A woman who spent years battling her gender identity has spoken of “surviving 71-years of a living hell” ahead of International Transgender Day of Visibility (March 31).
From a young age, Vic, not his real name, knew he was not like the other boys. He had no interest in football or running about, but enjoyed dressing in women’s clothes.
Until two years ago, the 71-year-old, from Walsall, spent the rest of his life trying to conform.
Now known as Simone, a name she is using to prevent being identified, she said: “I did the best I could to fit in as it was during a time when you couldn’t do anything else – I lived in a small village and at 13 I found out I was probably gay. It wasn’t something that was ever spoken about and sexuality was definitely something which wasn’t discussed in school.
“After leaving school I continued fighting my true feelings, and tried to conform. By the age of 21 I was married, two years later I was divorced.”
Simone, who is in the process of divorcing her third wife, began dressing in women’s clothes in the privacy of her own home and was accused of infidelity when a woman she was dating discovered the outfits in her wardrobe.
She added: “I began working again, driving buses. I’d wear women’s stockings and underwear under my male uniform – nobody knew and nobody noticed.”
After passing psychiatric reviews for gender dysphoria, Simone is now preparing to undergo surgery to complete her transformation to a woman in June.
She added: “I changed my name and began dressing as a woman permanently. I wear estrogen patches, a 38D bra and dress appropriately. If I didn’t tell them, a lot of people would never know I started life as male. When I’ve had my operation, I will know I have survived 71 years of living hell.”
The transformation has not been easy. Simone describes her coming out as “petrifying”. It was the support of Ageing Better in Birmingham, a £6 million programme set up by the Big Lottery Fund, which has allowed her to love the life she now lives.
The “life changing” scheme runs across the city to tackle isolation in the over 50s.
So far 4,700 people have benefited from the Ageing Better in Birmingham programme, which was launched in April 2015 and delivered by an Ageing Better Partnership, led by Birmingham Voluntary Service Council.

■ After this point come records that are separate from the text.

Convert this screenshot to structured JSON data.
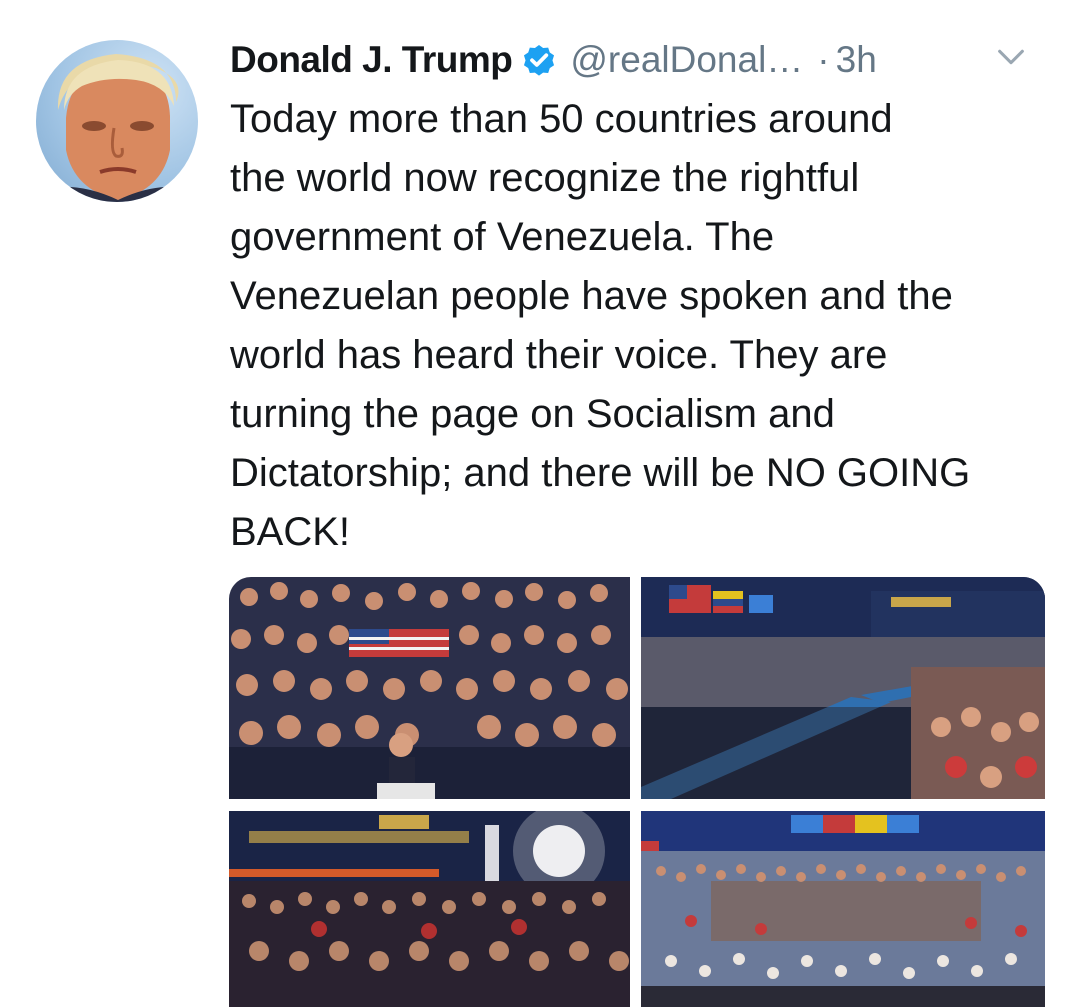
{
  "tweet": {
    "author_name": "Donald J. Trump",
    "handle": "@realDonal…",
    "separator": "·",
    "time": "3h",
    "verified": true,
    "text": "Today more than 50 countries around\nthe world now recognize the rightful\ngovernment of Venezuela. The\nVenezuelan people have spoken and the\nworld has heard their voice. They are\nturning the page on Socialism and\nDictatorship; and there will be NO GOING\nBACK!",
    "icons": {
      "verified": "verified-badge-icon",
      "menu": "chevron-down-icon"
    }
  },
  "colors": {
    "verified_blue": "#1da1f2",
    "muted_text": "#657786",
    "text": "#14171a"
  },
  "media": {
    "photo_count": 4
  }
}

Community events, clubs and activities have been adapted and developed to encourage more people to take part, get together and form new initiatives.
To ensure help gets to where it is most needed, four priority areas have been identified – Isolated carers, ensuring the older Lesbian Gay Bisexual Transgender (LGBT) community does not have to go ‘back into the closet’, Tyburn, which has a high over 80 population and Sparkbrook where mobile communities face particular challenges.
After a chance meeting with an Ageing Better in Birmingham representative, Simone was invited to sit on the Age of Experience panel, a cohort of older people involved in the decision making across all aspects of the programme.
She said: “By talking more about our true feelings, we can break down the stigma that prevents many older people from being open about loneliness. The human need for friendship and support does not go away with age. It actually increases.
“There are groups out there and Ageing Better in Birmingham is there to help people find out what’s going on. Working as part of the Age of Experience team has also had a huge positive impact on my life.”
For information about programmes taking place near you, email: firstname.lastname@example.org or call 0121 678 8876. For LGBT groups information, email: email@example.com or call 0121 643 0821.
Ageing Better in Birmingham is part of the National Lottery funded Ageing Better programme set up by the Big Lottery Fund, the largest funder of community activity in the UK. So far 4700 people have benefited from the Ageing Better in Birmingham programme, which was launched in April 2015 and delivered by an Ageing Better Partnership, led by Birmingham Voluntary Service Council. Existing community events, clubs and activities have been developed to encourage more people to take part, get together and form new initiatives. For more information about the programme, visit https://www.ageingbetterinbirmingham.co.uk